The title tilt for the ages almost did not occur as UCLA and Loyola Marymount staged an epic, overtime battle in their Final Four matchup.   In a game that no one wanted to see end, Cole Consani notched the game-winner with thirty-seven seconds to give the Bruins their margin of victory.  MPSF Player of the Year Scott Davidson scored five times to lead the Bruins.  Loyola Marymount received stellar play from Tibor Forai and Andy Stevens as Forai scored four times while Stevens blocked eleven shots.  In the other Final Four matchup, USC cruised into the Final by defeating Princeton 13-3.

In what was arguably the most stunning upset of the season, thirteenth-ranked Princeton shocked sixth-ranked Loyola Marymount for third place in front of a boisterous group of home fans.  Mike Merlone was tremendous in the cage for Princeton as he totaled five saves including a five-meter penalty shot (along with a number of steals).    Mark Zalewski scored two goals to lead the Tigers in scoring.  This game was a classic case of one team coming out fired up while the other squad came out flat.  You could tell Loyola Marymount was still a broken team from their overtime loss the night before to UCLA.  This win was a big one for both Princeton and Eastern water polo.  It is important that Eastern teams are able to prove that they can hold their own against the best teams from the West Coast.

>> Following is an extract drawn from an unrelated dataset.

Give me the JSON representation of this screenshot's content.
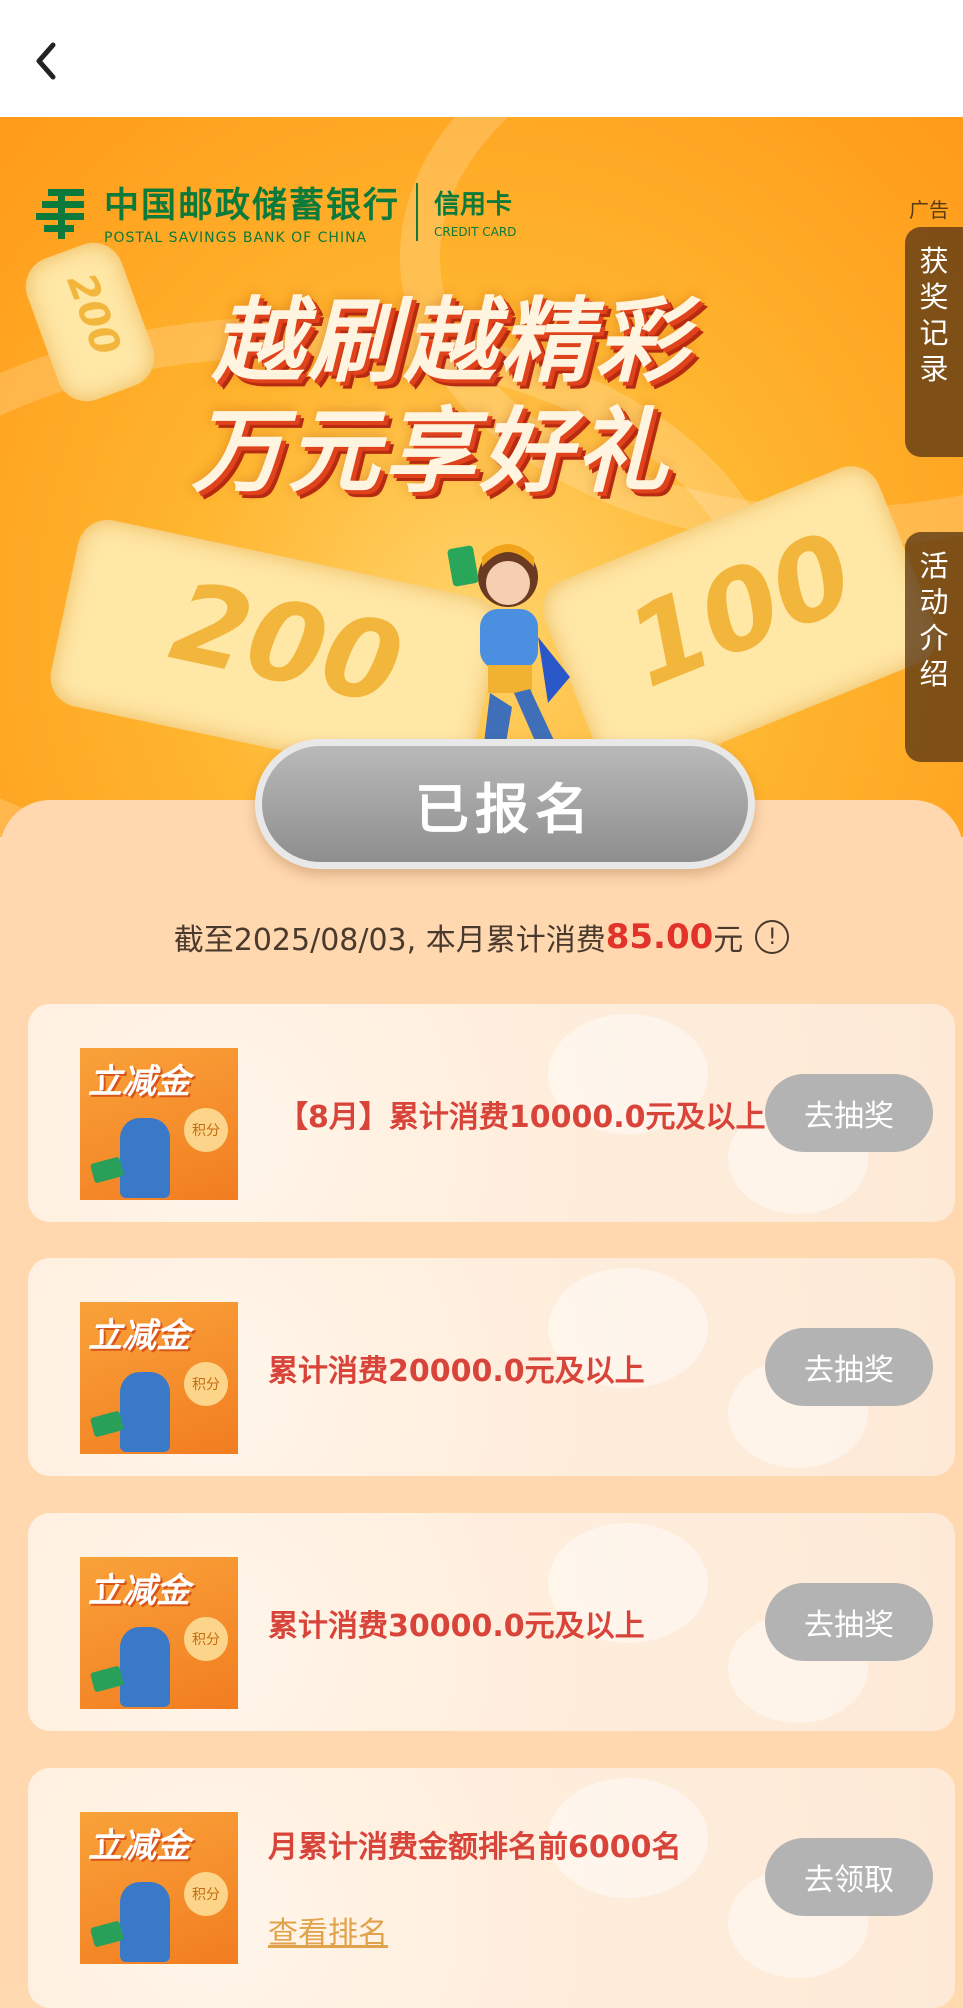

Despite the loss to Princeton, Loyola Marymount has reason to be hopeful as they have a chance next season to get back to the NCAA Final Four and play for an NCAA Championship.  Loyola Marymount returns all of their stars.  Andy Stevens who was once again first-team All-NCAA Tournament is the best goalie in the country and will be a heavy contender for the Cutino Award next season.   The explosive Tibor Forai (also first-team All-NCAA Tournament) will also return and he is somebody who will contend for first-team All-American honors as a senior.  The Lions also bring back two All-WWPA lefties in Edgaras Asajavicius and Andrew Aki.  Loyola Marymount was only a couple of bounces away from playing for the title this season. 

Next year, this team will be back and they will be primed to have a campaign for the ages.